Miami Dolphins sell high on Xavien Howard in huge trade
So the flip side of that Jones trade scenario is, instead, sticking with him and not letting Howard’s semi-ridiculous tactic of negotiating for a new deal create potential problems in the organization. After all, at the time of Howard’s 2019 extension, he was the highest-paid corner in the NFL.
To refer back to one other element of the Herald‘s report, when Miami was toying with the idea of trading Howard last offseason, the Arizona Cardinals were an interested suitor. “Nothing came close” as far as a deal between the Cardinals and Dolphins, but the two sides have had exploratory talks about Howard before.
Remember that Arizona lost Patrick Peterson to free agency and could use a lockdown corner on defense as it tries to ascend in a wildly competitive NFC West. Howard fits that bill, and seems to be a specific player the Cardinals have coveted in the past.
Pass-rusher Chandler Jones seems keen on getting out of the desert, and spent many years with Flores to begin his NFL career on the New England Patriots. The Dolphins need a difference-maker on the edge, and Jones fits the bill.

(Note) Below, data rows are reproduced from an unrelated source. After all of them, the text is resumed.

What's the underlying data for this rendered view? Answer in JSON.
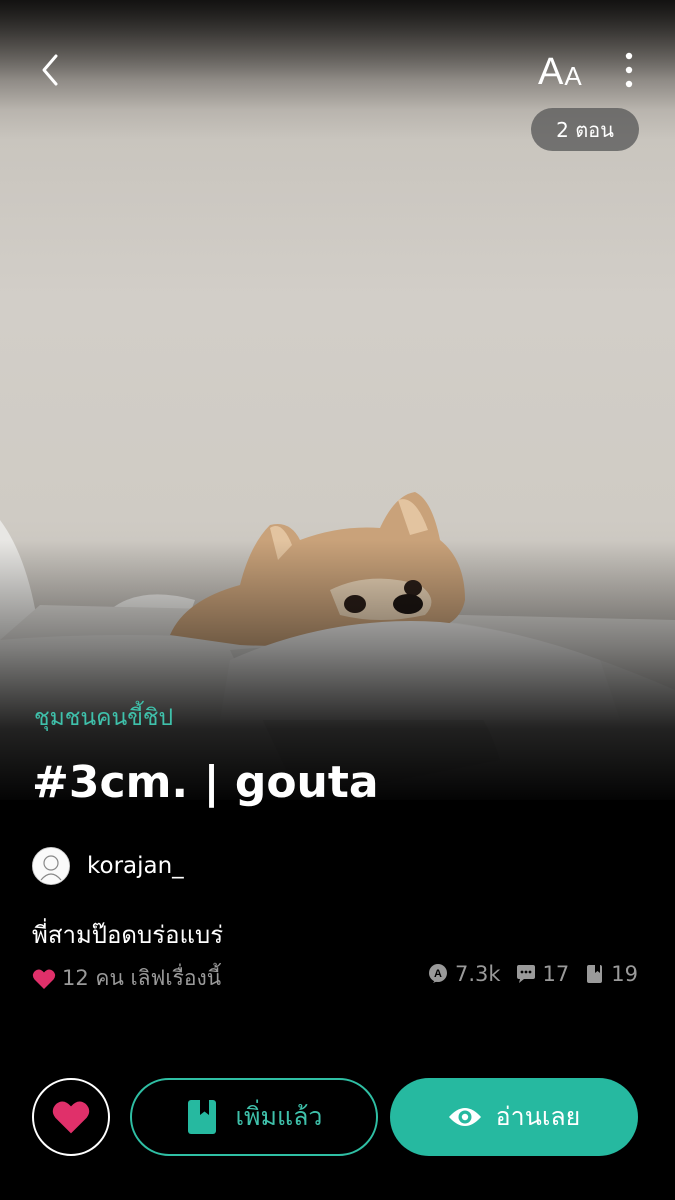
{
  "header": {
    "font_size_label_large": "A",
    "font_size_label_small": "A",
    "episode_count": "2 ตอน",
    "icons": [
      "back-arrow-icon",
      "font-size-icon",
      "more-vertical-icon"
    ]
  },
  "story": {
    "category": "ชุมชนคนขี้ชิป",
    "title": "#3cm. | gouta",
    "author": "korajan_",
    "description": "พี่สามป๊อดบร่อแบร่",
    "likes_text": "12 คน เลิฟเรื่องนี้",
    "views": "7.3k",
    "comments": "17",
    "chapters": "19"
  },
  "actions": {
    "add_label": "เพิ่มแล้ว",
    "read_label": "อ่านเลย"
  },
  "colors": {
    "accent": "#26b9a0",
    "category": "#3fc1ab",
    "heart": "#e0306a",
    "muted": "#9a9a9a"
  }
}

Jones for Howard seems like a one-for-one swap match made in heaven. We’ll see if that comes to pass.